Number, Numbers, Numbers

With the use of technology today, there are no excuses for not knowing every single bit of information about how your business functions. But it is true that some numbers are greater than others. Let’s have a look at some of the business numbers that every business should have at hand:

Bank Account Balance

It is no wonder that the saying “Cash is King” is so common amongst small business literature. This is because it is true. Having cash in the bank can provide for so many things like growth, new assets, keeping creditors at bay. But it is also the number one thing that keeps small business owners awake at night. That being said, it is the easiest number to have at hand just by logging in to your internet banking suite or if you are on Xero you will have this front and square on your dashboard.

Trade Debtors

Running an Accounts Receivable report from your accounting package should be all it takes to get the numbers of who owes you money. Make sure that your business has a strategy on when it will send out invoices but just as importantly, how you are going to get that money in the bank.
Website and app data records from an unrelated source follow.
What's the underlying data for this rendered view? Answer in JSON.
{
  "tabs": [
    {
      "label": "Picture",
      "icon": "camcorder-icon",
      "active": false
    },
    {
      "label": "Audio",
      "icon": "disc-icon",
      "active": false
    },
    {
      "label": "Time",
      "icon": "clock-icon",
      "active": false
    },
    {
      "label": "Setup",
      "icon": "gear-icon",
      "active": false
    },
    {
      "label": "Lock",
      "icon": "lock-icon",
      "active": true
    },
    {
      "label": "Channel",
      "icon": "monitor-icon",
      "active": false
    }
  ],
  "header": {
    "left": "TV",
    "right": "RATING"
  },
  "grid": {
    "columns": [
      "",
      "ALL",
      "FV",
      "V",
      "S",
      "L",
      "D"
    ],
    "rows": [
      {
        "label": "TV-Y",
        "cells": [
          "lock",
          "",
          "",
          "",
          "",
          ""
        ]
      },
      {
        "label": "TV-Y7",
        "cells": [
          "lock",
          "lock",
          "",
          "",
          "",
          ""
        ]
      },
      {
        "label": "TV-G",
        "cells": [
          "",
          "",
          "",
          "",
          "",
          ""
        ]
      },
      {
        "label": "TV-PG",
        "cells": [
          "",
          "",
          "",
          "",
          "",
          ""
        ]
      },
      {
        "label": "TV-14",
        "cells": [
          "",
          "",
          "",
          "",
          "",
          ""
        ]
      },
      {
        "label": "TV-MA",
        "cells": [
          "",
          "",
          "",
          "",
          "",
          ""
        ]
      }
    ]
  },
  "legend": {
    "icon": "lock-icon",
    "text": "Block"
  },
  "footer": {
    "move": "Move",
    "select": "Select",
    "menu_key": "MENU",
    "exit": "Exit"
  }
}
Using 30 day terms is suitable for some businesses but it can be a noose for others. You want this number to be high (as it means there are lots of sales) but also to go up and down quickly meaning that you collect quickly too!

Wages (and Superannuation) Payable

There is no other number that can impact your business quite like unpaid wages or superannuation. Most Employees work hard to earn their pay check and in return they put their trust in their employer to pay their wages, taxes as well as their superannuation benefits. But if these amounts remain unpaid they can also cause the biggest headache for business owners. Fair Work Australia and the Tax Office as well as other organisations may take outstanding employee obligations above other debts such as GST because of the direct impact on the employees.

Product Gross Profit

Can you clearly work out how much it costs you to sell one item? Take a café for example. They sell one cup of coffee for $4. Let’s assume that the cup, coffee, milk, and sugar costs them $1.50 making $2.50 gross profit per cup. Knowing this, the café can determine how many cups they need to sell in order to make a net profit after other expenses such as wages, rent, rates etc are taken into consideration. This same calculation can be done for any business including the service industry.

Customer Numbers

How many customers do you have? What is the average sale to a customer? How often does a customer buy from you? Being able to increase just one of these numbers will ultimately make your business grow. The best way to keep track of this is to use a Customer Relationship Manager (CRM) or Point of Sale (POS) that also integrates with your accounting package. Using customer loyalty programs and customer surveys is also another great way to keep track of who buys your product or service.